Respond with nothing but the number of lines in this data that include the word "Frontend".
* * * * * * * * *
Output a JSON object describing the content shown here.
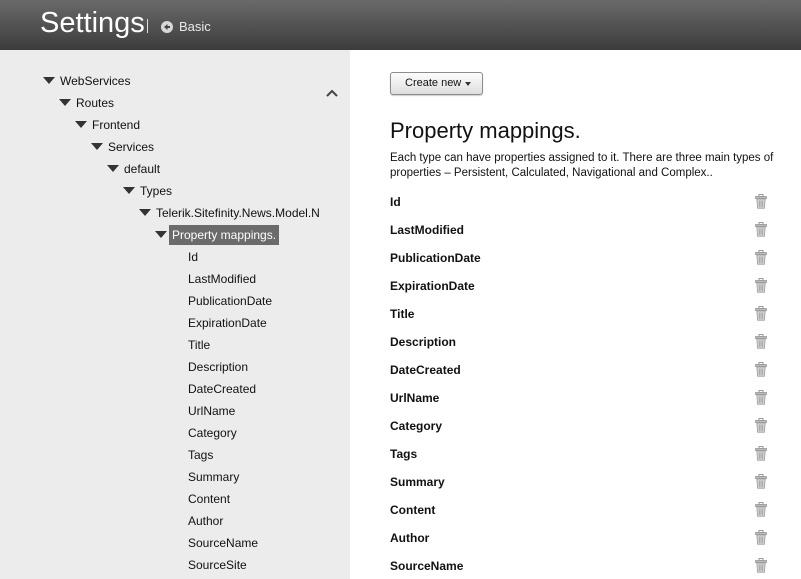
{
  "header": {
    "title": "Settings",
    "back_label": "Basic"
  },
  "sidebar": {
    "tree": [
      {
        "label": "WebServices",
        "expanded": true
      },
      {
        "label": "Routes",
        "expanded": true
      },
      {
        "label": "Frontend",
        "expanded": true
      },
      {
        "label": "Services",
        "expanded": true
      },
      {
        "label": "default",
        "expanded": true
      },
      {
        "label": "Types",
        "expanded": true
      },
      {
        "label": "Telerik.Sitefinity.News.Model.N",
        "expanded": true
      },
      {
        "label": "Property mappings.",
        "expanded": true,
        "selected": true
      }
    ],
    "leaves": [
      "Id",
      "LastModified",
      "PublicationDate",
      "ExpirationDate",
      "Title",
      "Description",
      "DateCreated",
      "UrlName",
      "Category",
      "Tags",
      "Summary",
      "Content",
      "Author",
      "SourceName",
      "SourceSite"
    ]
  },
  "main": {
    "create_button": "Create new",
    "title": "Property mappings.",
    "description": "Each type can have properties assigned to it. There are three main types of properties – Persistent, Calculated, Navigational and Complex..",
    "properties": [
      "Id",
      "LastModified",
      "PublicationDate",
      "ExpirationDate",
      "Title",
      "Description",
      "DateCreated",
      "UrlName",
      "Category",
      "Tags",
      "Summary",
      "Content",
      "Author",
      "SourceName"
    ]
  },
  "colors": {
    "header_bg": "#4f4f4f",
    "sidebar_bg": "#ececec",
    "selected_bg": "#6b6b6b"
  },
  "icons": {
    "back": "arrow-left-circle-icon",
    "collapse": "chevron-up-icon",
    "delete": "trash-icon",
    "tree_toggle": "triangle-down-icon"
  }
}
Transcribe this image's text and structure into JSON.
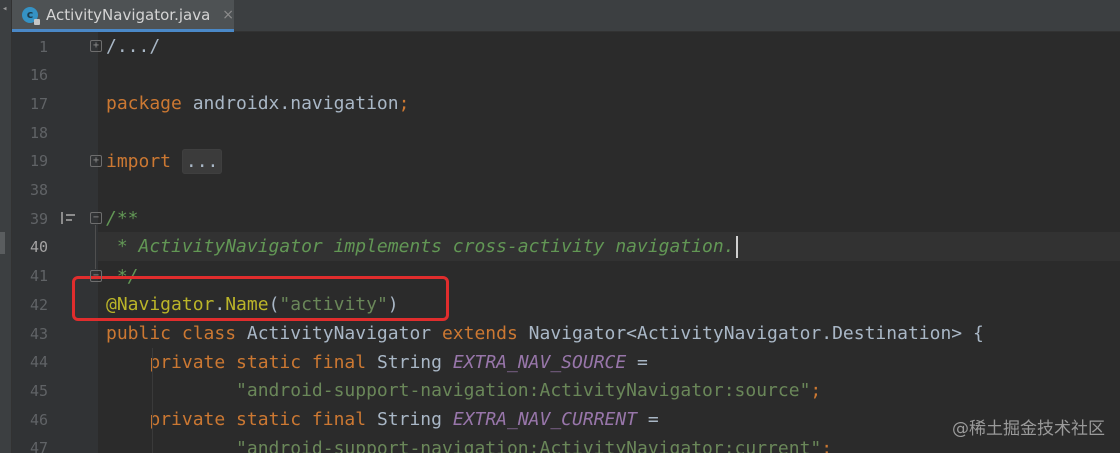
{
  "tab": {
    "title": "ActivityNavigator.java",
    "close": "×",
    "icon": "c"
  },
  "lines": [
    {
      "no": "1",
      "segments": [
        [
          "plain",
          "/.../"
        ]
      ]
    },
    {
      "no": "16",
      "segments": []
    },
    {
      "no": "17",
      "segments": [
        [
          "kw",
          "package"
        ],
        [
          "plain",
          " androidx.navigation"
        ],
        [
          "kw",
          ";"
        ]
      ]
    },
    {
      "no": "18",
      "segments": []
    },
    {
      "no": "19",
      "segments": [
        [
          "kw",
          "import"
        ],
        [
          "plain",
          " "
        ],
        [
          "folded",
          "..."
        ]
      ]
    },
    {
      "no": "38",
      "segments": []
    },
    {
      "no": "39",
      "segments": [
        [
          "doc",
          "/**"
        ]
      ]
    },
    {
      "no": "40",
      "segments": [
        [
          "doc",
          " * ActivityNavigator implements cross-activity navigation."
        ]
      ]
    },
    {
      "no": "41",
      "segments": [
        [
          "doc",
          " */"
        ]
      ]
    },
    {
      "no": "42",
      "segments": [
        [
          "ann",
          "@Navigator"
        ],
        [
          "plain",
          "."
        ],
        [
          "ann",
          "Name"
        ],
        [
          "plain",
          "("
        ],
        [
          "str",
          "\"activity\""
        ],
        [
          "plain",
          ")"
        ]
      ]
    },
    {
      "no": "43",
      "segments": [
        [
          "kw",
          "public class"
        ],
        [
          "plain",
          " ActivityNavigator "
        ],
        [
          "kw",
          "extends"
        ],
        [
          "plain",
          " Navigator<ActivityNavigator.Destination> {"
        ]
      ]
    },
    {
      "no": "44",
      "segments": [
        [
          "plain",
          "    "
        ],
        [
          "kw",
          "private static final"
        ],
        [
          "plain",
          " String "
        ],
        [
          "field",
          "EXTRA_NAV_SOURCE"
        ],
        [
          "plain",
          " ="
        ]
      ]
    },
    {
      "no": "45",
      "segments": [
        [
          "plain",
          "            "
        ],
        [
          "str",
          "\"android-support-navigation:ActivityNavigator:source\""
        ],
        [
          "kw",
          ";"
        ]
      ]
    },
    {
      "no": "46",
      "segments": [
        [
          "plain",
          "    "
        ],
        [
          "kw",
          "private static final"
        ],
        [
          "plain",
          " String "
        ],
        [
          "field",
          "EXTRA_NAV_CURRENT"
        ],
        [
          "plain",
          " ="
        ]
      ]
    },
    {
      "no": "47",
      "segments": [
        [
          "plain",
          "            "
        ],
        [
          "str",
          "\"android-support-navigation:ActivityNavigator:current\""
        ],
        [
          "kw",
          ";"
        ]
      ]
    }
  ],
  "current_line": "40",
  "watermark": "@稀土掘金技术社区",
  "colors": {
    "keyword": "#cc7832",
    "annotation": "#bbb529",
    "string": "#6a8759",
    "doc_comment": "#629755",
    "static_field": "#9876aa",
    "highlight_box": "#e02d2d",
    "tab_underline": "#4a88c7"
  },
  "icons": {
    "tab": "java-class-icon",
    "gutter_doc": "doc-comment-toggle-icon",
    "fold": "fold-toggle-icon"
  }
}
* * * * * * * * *
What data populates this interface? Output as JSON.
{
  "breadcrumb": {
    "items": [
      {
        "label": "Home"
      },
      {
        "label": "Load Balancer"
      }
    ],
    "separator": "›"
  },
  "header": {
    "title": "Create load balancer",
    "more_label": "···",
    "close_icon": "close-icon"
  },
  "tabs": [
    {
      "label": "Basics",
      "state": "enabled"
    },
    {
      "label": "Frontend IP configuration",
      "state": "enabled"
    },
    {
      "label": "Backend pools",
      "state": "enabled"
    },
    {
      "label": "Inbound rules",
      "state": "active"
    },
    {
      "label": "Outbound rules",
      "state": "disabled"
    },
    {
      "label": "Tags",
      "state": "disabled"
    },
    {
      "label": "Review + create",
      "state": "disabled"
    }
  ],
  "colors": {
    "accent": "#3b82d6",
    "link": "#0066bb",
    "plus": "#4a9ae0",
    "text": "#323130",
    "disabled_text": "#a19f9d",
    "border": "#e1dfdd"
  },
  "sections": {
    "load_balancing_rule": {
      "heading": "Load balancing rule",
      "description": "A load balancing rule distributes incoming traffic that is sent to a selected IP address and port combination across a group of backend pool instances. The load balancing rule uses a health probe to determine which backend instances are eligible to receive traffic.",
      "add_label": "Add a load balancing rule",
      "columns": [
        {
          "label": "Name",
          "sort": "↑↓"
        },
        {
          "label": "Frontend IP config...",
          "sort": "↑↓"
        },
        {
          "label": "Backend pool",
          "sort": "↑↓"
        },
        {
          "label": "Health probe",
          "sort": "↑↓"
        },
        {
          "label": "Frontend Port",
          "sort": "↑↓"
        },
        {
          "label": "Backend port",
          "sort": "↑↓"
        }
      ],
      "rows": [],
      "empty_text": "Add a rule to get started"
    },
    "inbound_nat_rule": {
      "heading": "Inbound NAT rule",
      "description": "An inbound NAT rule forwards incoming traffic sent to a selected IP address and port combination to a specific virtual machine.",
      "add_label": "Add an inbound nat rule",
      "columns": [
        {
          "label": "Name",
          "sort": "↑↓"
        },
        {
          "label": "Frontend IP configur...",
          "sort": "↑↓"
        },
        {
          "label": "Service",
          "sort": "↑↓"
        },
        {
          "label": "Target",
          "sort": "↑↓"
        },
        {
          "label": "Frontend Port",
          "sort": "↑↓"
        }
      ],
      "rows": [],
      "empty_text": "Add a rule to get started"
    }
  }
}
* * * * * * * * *
▶ **TASK OUTPUT**
6